    Beans and Rice are very cheap without being empty calories. Ethnic cookbooks are good sources of recipies to add variety. There is not just so many cultures using them to give you a wide range of kinds of recipies, but also how many kinds of beans and kinds of rice there are. Basmanti or jasmine rice are a little more expensive than other kinds but still much less expensive than many more typical American diets. Watch out for "Americanized" versions of ethnic recipies though, they tend to add so much fat/sugar. Also, think "peasant food" or "everyday food" rather than "holiday food"... go with the simple everyday recipies not the elaborate special occasion foods.

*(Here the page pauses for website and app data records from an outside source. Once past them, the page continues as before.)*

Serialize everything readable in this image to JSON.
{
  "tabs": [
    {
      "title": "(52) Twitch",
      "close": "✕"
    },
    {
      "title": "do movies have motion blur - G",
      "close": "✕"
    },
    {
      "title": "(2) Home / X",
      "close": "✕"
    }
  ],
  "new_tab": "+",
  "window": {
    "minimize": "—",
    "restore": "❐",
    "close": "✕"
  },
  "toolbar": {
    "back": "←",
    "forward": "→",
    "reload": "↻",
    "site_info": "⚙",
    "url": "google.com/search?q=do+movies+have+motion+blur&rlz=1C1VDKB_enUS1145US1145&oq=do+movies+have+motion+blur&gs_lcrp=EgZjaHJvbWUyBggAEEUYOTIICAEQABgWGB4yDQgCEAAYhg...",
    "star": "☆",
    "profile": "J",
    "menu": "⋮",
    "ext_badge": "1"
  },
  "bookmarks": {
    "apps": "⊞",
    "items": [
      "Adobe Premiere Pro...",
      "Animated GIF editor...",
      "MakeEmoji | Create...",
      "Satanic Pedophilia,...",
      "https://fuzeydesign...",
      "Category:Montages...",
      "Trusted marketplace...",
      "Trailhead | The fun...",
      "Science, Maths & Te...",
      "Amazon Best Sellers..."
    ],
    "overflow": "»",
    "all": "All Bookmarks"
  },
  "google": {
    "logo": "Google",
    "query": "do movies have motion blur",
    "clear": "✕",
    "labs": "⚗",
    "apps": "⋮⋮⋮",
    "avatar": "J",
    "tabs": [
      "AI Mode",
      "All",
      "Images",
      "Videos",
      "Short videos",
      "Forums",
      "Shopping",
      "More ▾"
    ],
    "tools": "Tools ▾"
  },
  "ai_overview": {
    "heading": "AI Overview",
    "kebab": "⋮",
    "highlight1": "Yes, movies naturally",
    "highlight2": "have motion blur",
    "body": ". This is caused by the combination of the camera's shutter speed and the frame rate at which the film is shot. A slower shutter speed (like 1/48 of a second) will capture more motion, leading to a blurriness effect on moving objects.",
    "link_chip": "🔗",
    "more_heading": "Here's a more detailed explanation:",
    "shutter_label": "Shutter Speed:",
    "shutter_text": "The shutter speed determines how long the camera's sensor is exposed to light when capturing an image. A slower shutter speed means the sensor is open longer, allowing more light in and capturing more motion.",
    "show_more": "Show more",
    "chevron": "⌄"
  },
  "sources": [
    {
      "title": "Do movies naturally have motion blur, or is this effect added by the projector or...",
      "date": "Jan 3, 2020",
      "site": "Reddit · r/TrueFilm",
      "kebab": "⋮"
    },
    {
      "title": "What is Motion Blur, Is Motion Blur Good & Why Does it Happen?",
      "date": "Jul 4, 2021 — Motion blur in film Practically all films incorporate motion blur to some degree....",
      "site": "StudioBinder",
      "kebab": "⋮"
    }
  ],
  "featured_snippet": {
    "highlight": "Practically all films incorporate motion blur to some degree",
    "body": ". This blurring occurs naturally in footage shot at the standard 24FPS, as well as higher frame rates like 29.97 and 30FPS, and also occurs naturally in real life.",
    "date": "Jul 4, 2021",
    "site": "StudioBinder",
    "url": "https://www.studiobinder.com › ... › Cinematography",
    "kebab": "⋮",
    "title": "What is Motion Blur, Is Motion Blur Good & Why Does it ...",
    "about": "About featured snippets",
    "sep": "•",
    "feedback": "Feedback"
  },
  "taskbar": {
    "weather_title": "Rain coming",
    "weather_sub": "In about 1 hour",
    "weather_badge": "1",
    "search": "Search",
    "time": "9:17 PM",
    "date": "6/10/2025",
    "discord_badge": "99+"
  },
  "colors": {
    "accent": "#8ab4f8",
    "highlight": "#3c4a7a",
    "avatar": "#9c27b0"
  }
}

    Potatoes are very cheap and versatile. My wheat-intolerant friend indroduced me to using them instead of wheat.... either noodles or bread. Just bake the potato and spoon the spagetti sauce or chili on. If you eat them as *plain* potatoes instead of as the base of recipe, it is better to load them with milk or broth instead of some of the butter or cream cheese.

    Fruits and veggies are essential, even if they seem to cost a lot. Fresh or frozen or dried have more nutrients than canned.

    Hm, one more thing... food is not just about nutrients. People like what they are used to, so it might take a while for new menus to become what you are used it. It helps to move toward something (like eating more veggies) rather than moving away from something (like eating less chips).

close